Duration, hr 1 1 1 1 1 1 1 1
Hourly Energy Consumed without PCWW, kWh 2.787 3.175 3.563 3.974 4.363 4.911 4.774 4.363
Daily Energy Consumed, kWh 31.910
Daily Each Floor Energy Consumed, kWh 127.638
Daily Whole Building Energy Consumed, kWh 893.467
Monthly Whole Building Energy Consumed, kWh 26804.020
Electricity Cost per Unit, RM 0.509 0.509 0.509 0.509 0.509 0.509 0.509 0.509
Hourly Electricity Cost without PCWW, RM 1.42 1.62 1.81 2.02 2.22 2.50 2.43 2.22
Daily Electricity Cost, RM 16.24
Daily Each Floor Electricity Cost, RM 64.97
Daily Whole Building Electricity Cost, RM 454.77
Monthly Whole Building Electricity Cost, RM 13643.25

Appendix B. Photographs of the considered site


Vinod Kumar Venkiteswaran et al./ Energy Procedia 00 (2016) 000000 11

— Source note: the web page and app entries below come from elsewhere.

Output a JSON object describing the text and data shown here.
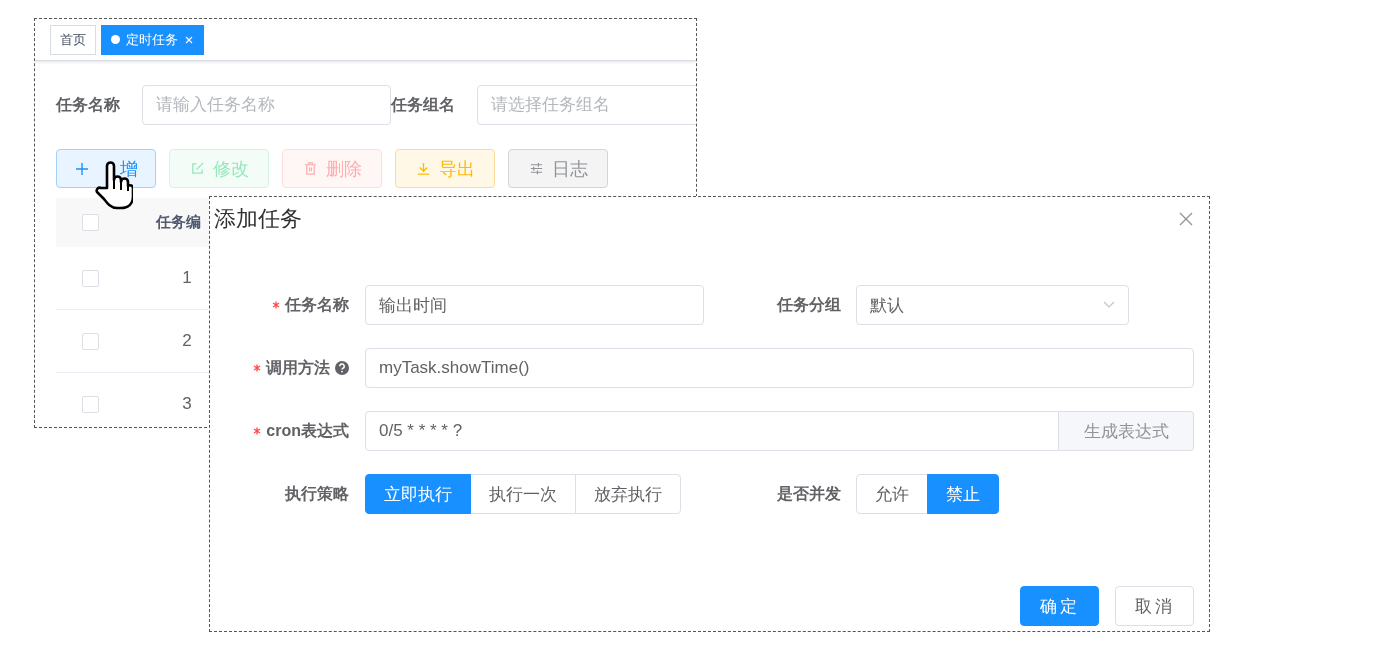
{
  "tabs": [
    {
      "label": "首页",
      "selected": false,
      "closable": false
    },
    {
      "label": "定时任务",
      "selected": true,
      "closable": true
    }
  ],
  "search": {
    "fields": [
      {
        "label": "任务名称",
        "placeholder": "请输入任务名称"
      },
      {
        "label": "任务组名",
        "placeholder": "请选择任务组名"
      }
    ]
  },
  "toolbar": [
    {
      "label": "增",
      "kind": "primary",
      "disabled": false
    },
    {
      "label": "修改",
      "kind": "success",
      "disabled": true
    },
    {
      "label": "删除",
      "kind": "danger",
      "disabled": true
    },
    {
      "label": "导出",
      "kind": "warning",
      "disabled": false
    },
    {
      "label": "日志",
      "kind": "info",
      "disabled": false
    }
  ],
  "table": {
    "header_checked": false,
    "columns": [
      "任务编"
    ],
    "rows": [
      {
        "checked": false,
        "cells": [
          "1"
        ]
      },
      {
        "checked": false,
        "cells": [
          "2"
        ]
      },
      {
        "checked": false,
        "cells": [
          "3"
        ]
      }
    ]
  },
  "dialog": {
    "title": "添加任务",
    "fields": [
      {
        "kind": "text",
        "label": "任务名称",
        "required": true,
        "value": "输出时间"
      },
      {
        "kind": "select",
        "label": "任务分组",
        "required": false,
        "value": "默认"
      },
      {
        "kind": "text",
        "label": "调用方法",
        "required": true,
        "help": true,
        "value": "myTask.showTime()"
      },
      {
        "kind": "append",
        "label": "cron表达式",
        "required": true,
        "value": "0/5 * * * * ?",
        "button": "生成表达式"
      },
      {
        "kind": "radio",
        "label": "执行策略",
        "required": false,
        "options": [
          {
            "label": "立即执行",
            "selected": true
          },
          {
            "label": "执行一次",
            "selected": false
          },
          {
            "label": "放弃执行",
            "selected": false
          }
        ]
      },
      {
        "kind": "radio",
        "label": "是否并发",
        "required": false,
        "options": [
          {
            "label": "允许",
            "selected": false
          },
          {
            "label": "禁止",
            "selected": true
          }
        ]
      }
    ],
    "footer": [
      {
        "label": "确定",
        "kind": "primary"
      },
      {
        "label": "取消",
        "kind": "default"
      }
    ]
  }
}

Figure B.1: The view of the classroom used for the study.